Having a headlamp is super important for obvious reasons! You will use it for everything from finishing up your hike in the dark to reading in the tent and you`ll be thankful you have it for those 2 AM bathroom trips! There are several inexpensive options but if we could only recommend one brand, PETZL would be the one!
A Hydration Bladder
To be honest with you, I wasn`t a die hard believer until earlier this year. I use to just carry a few water bottles, drink out of the LifeStraw, and wonder what all the fuss was about. Well, I bought one for our trip to Hawaii and my perspective shifted in a hurry.
You see, if you constantly have to stop to take out your water bottle, take a sip, and put it back in your pack, you will end up drinking less water. Plain and simple. If you can just grab the hose and take a sip as often and as liberally as you`d like, you will drink more water. Guaranteed. Hydration is always a key factor, but it becomes extremely important when you are doing multi day hikes and hikes at higher elevations. A 2-3 L Hydration Bladder is the perfect size for overnight adventures, and you can always choose to under fill it for shorter day hikes!

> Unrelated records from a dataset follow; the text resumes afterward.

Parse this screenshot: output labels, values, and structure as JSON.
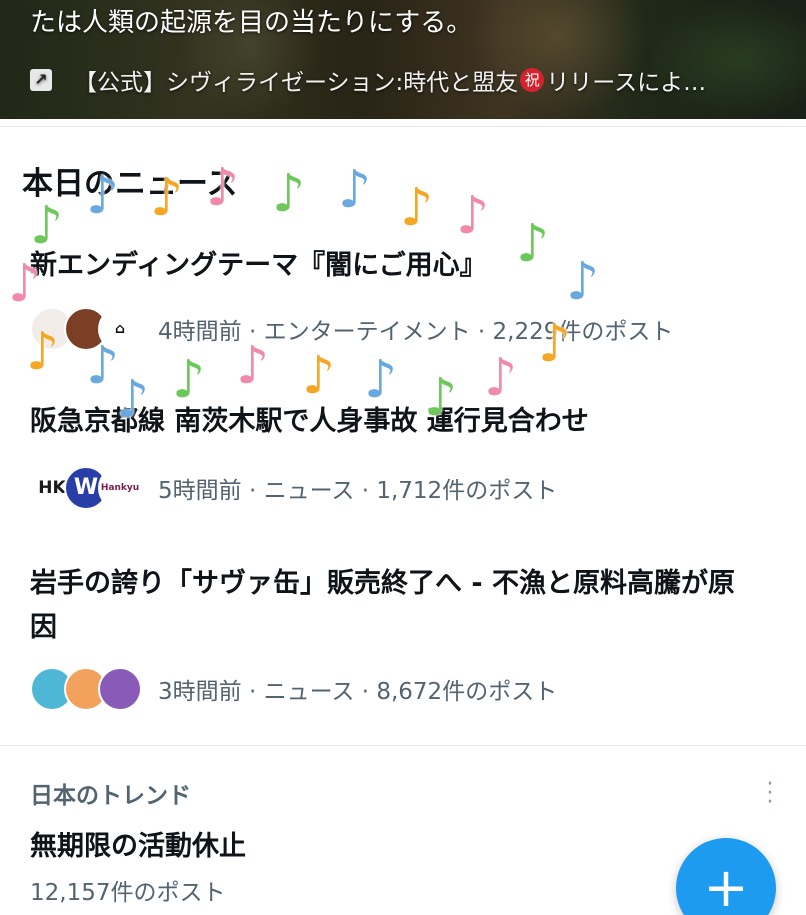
{
  "promo": {
    "text": "たは人類の起源を目の当たりにする。",
    "link_icon": "↗",
    "link_text_1": "【公式】シヴィライゼーション:時代と盟友",
    "badge": "祝",
    "link_text_2": "リリースによ…"
  },
  "news": {
    "section_title": "本日のニュース",
    "items": [
      {
        "title": "新エンディングテーマ『闇にご用心』",
        "meta": "4時間前 · エンターテイメント · 2,229件のポスト",
        "avatars": [
          "",
          "",
          ""
        ]
      },
      {
        "title": "阪急京都線 南茨木駅で人身事故 運行見合わせ",
        "meta": "5時間前 · ニュース · 1,712件のポスト",
        "avatars": [
          "HK",
          "W",
          "Hankyu"
        ]
      },
      {
        "title_line1": "岩手の誇り「サヴァ缶」販売終了へ - 不漁と原料高騰が原",
        "title_line2": "因",
        "meta": "3時間前 · ニュース · 8,672件のポスト",
        "avatars": [
          "",
          "",
          ""
        ]
      }
    ]
  },
  "trend": {
    "label": "日本のトレンド",
    "title": "無期限の活動休止",
    "count": "12,157件のポスト",
    "more_icon": "more-vertical-icon"
  },
  "fab": {
    "label": "+",
    "icon": "compose-plus-icon"
  },
  "colors": {
    "accent": "#1d9bf0",
    "secondary_text": "#536471",
    "note_green": "#6cc85a",
    "note_blue": "#6aa8e0",
    "note_orange": "#f5a623",
    "note_pink": "#f08aa8"
  },
  "overlay": {
    "notes": "♪"
  }
}
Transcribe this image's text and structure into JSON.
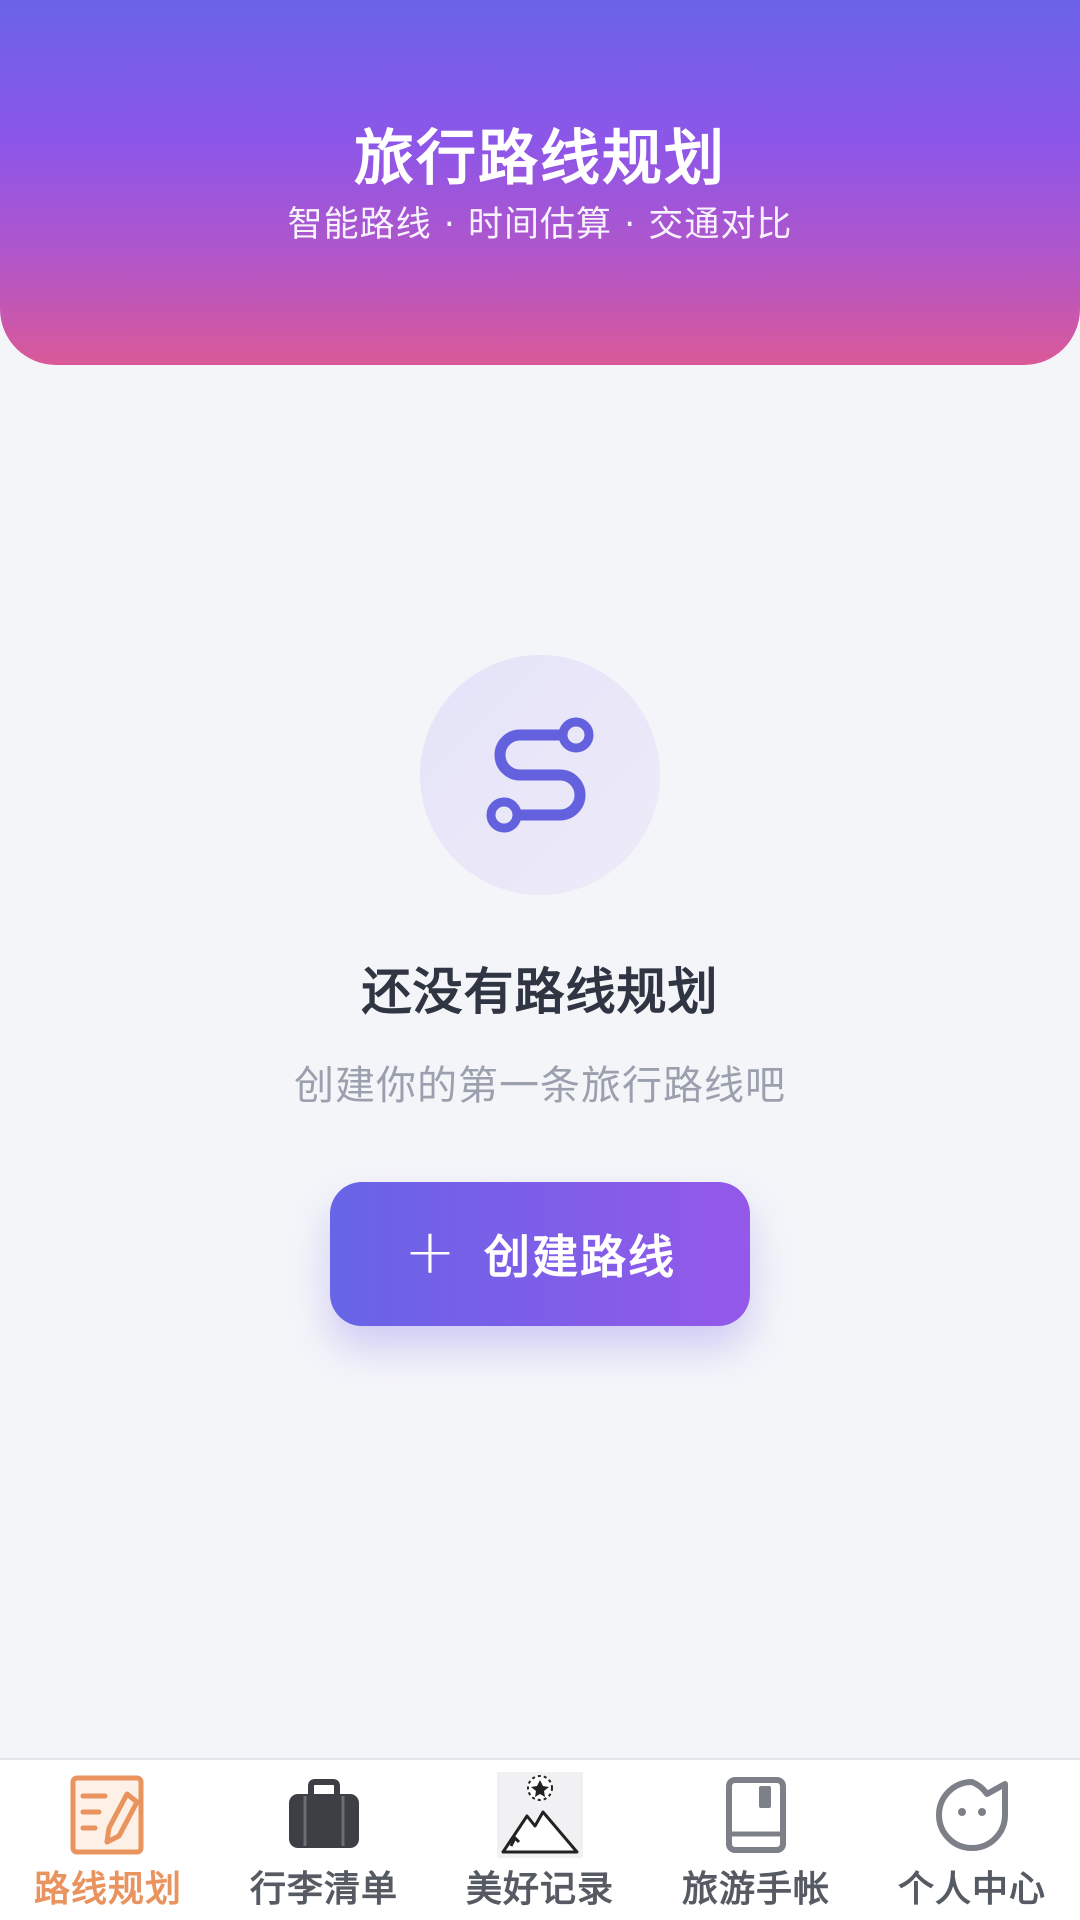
{
  "header": {
    "title": "旅行路线规划",
    "subtitle": "智能路线 · 时间估算 · 交通对比"
  },
  "empty_state": {
    "icon": "route-icon",
    "title": "还没有路线规划",
    "subtitle": "创建你的第一条旅行路线吧",
    "button_plus": "+",
    "button_label": "创建路线"
  },
  "tabbar": {
    "tabs": [
      {
        "label": "路线规划",
        "icon": "route-plan-icon",
        "active": true
      },
      {
        "label": "行李清单",
        "icon": "luggage-icon",
        "active": false
      },
      {
        "label": "美好记录",
        "icon": "mountain-star-icon",
        "active": false
      },
      {
        "label": "旅游手帐",
        "icon": "notebook-icon",
        "active": false
      },
      {
        "label": "个人中心",
        "icon": "profile-icon",
        "active": false
      }
    ]
  },
  "colors": {
    "accent": "#6a63e8",
    "active_tab": "#e9935f",
    "inactive_tab": "#555a63",
    "background": "#f4f5f9"
  }
}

A Well Packed First Aid Kit
A well packed first aid kit is essential for any back country camping trip you take. You can buy one at most outdoor stores; but I find them to be lacking in some areas and including other things you just don`t need. If you have your own bag (waterproof is best) then you can make your kit from scratch which is my preferred method. Check out the post linked below for a list of everything you`ll need for a great DIY first aid kit.

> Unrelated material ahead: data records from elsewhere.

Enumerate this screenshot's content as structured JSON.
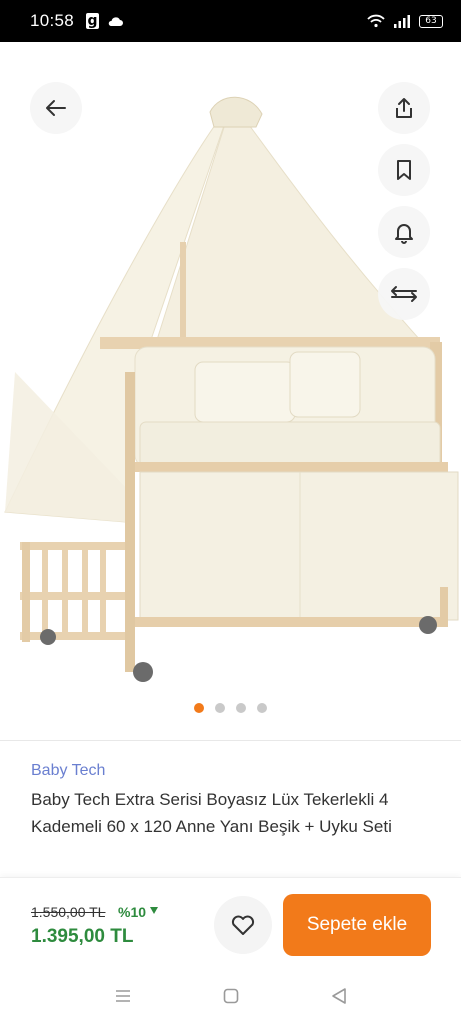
{
  "status_bar": {
    "time": "10:58",
    "app_icon": "g",
    "battery": "63",
    "icons": [
      "cloud-icon",
      "wifi-icon",
      "signal-icon",
      "battery-icon"
    ]
  },
  "gallery": {
    "actions": [
      "back-arrow-icon",
      "share-icon",
      "bookmark-icon",
      "bell-icon",
      "compare-icon"
    ],
    "dots_count": 4,
    "active_dot": 0,
    "accent_color": "#f27a1a"
  },
  "product": {
    "brand": "Baby Tech",
    "title": "Baby Tech Extra Serisi Boyasız Lüx Tekerlekli 4 Kademeli 60 x 120 Anne Yanı Beşik + Uyku Seti"
  },
  "price": {
    "old": "1.550,00 TL",
    "discount": "%10",
    "new": "1.395,00 TL",
    "price_color": "#2e8b3e"
  },
  "actions": {
    "favorite_icon": "heart-icon",
    "add_to_cart": "Sepete ekle"
  },
  "nav": [
    "menu-icon",
    "home-icon",
    "back-icon"
  ]
}
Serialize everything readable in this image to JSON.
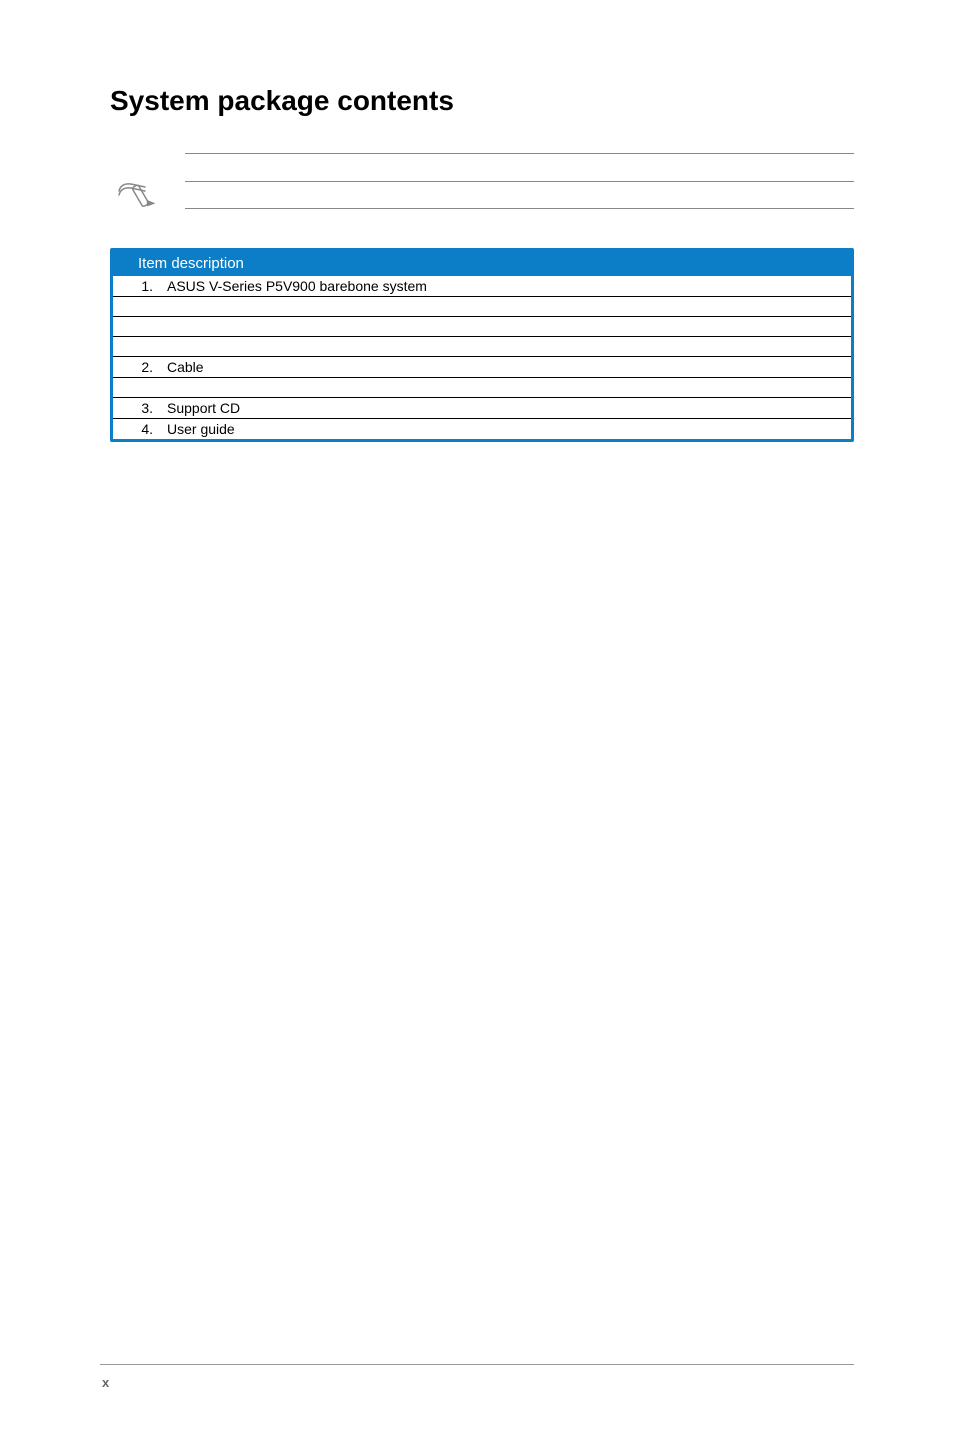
{
  "title": "System package contents",
  "table": {
    "header": "Item description",
    "rows": [
      {
        "num": "1.",
        "desc": "ASUS V-Series P5V900 barebone system"
      },
      {
        "num": "",
        "desc": ""
      },
      {
        "num": "",
        "desc": ""
      },
      {
        "num": "",
        "desc": ""
      },
      {
        "num": "2.",
        "desc": "Cable"
      },
      {
        "num": "",
        "desc": ""
      },
      {
        "num": "3.",
        "desc": "Support CD"
      },
      {
        "num": "4.",
        "desc": "User guide"
      }
    ]
  },
  "footer": {
    "page": "x"
  }
}
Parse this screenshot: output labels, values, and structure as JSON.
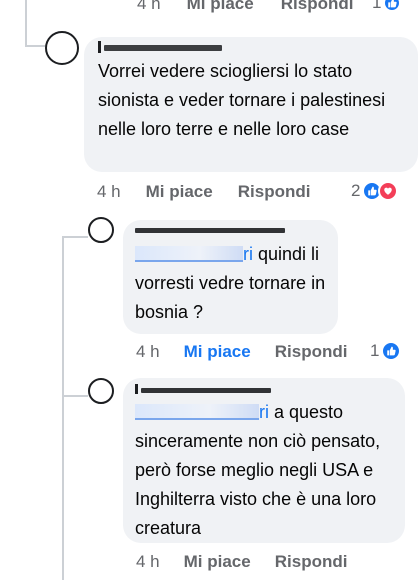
{
  "colors": {
    "link_blue": "#1877f2",
    "meta_grey": "#65676b",
    "bubble_bg": "#f0f2f5"
  },
  "top_row": {
    "time": "4 h",
    "like": "Mi piace",
    "reply": "Rispondi",
    "count": "1"
  },
  "comment1": {
    "text": "Vorrei vedere sciogliersi lo stato sionista e veder tornare i palestinesi nelle loro terre e nelle loro case",
    "time": "4 h",
    "like": "Mi piace",
    "reply": "Rispondi",
    "count": "2",
    "reactions": [
      "like-icon",
      "love-icon"
    ]
  },
  "reply1": {
    "mention_tail": "ri",
    "text": " quindi li vorresti vedre tornare in bosnia ?",
    "time": "4 h",
    "like": "Mi piace",
    "reply": "Rispondi",
    "count": "1",
    "liked": true,
    "reactions": [
      "like-icon"
    ]
  },
  "reply2": {
    "mention_tail": "ri",
    "text": " a questo sinceramente non ciò pensato, però forse meglio negli USA e Inghilterra visto che è una loro creatura",
    "time": "4 h",
    "like": "Mi piace",
    "reply": "Rispondi"
  }
}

If you`re on the fence about if a Jetboil is really worth the money, I want you to trust me on this… it is GAME CHANGING! By having a Jetboil, we have completely eliminated the need for back country pots, pans, and stoves from our packing list. To give you a bit of an idea, that decreases the space needed for food cooking apparatuses by over two thirds. We simply bring food that we can cook with hot water (oatmeal, coffee & tea, backpacker meals, etc) and our Jetboil Flash System and we are always set for food.

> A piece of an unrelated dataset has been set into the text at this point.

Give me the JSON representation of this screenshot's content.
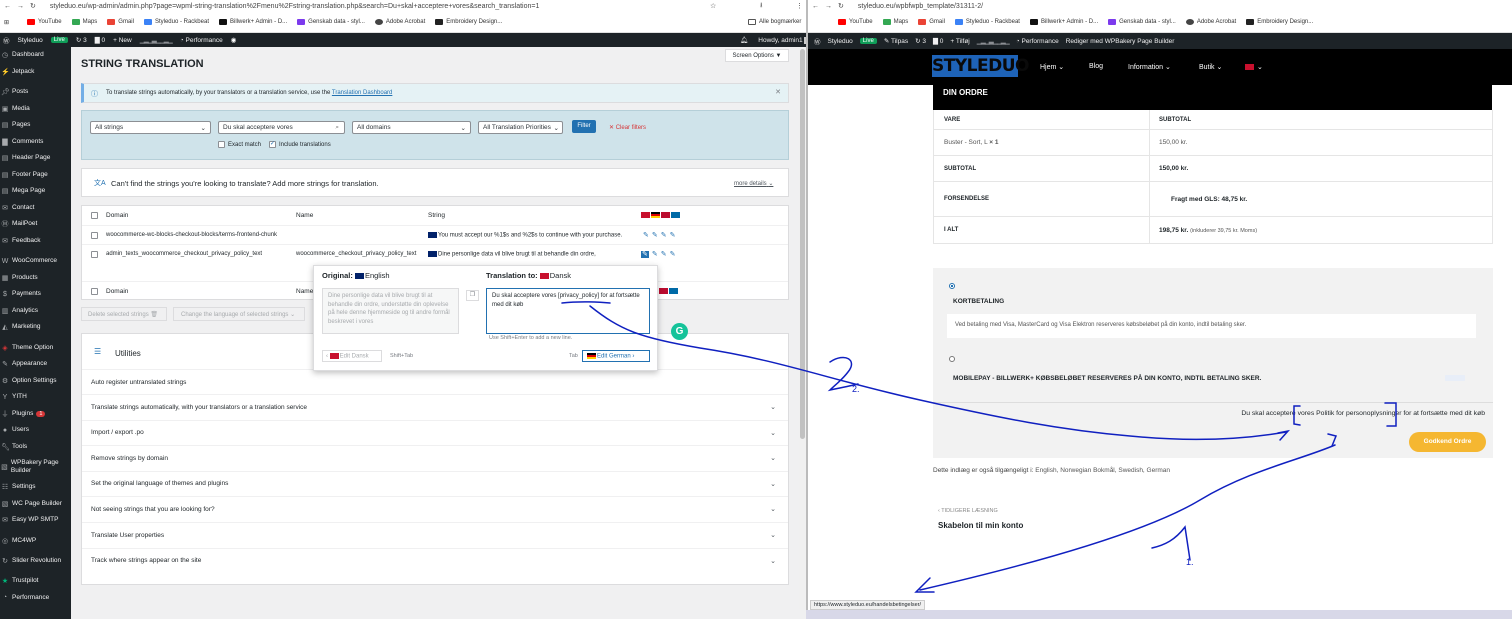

Since you don`t need pots and pans with your Jetboil; a plate/bowl, a spork, and a mug are the only pieces of dinnerware that you will need to bring. Anything lightweight and plastic will do the trick here!
A hammock may not be for everyone, but I spend the majority of my time in ours when I`m not hiking, eating, or sleeping. Okay, I admit it, half the time I even eat in the hammock. It`s just so cozy! Our Lightweight Backpacking Hammock is super easy to set up and really compact. David and I will often come back to camp and spend the evening relaxing in the hammock with a drink and some music. Sound like something you could get on board with?😏
I honestly don`t go anywhere without these bad boys! Electrolytes are so useful in keeping yourself hydrated after a long day of hiking, especially in the heat. They can make a huge difference in your energy level and are especially important on strenuous or milti-day hikes. Our favorites are the Fruit Punch and the Pink Lemonade Nuun Tablets!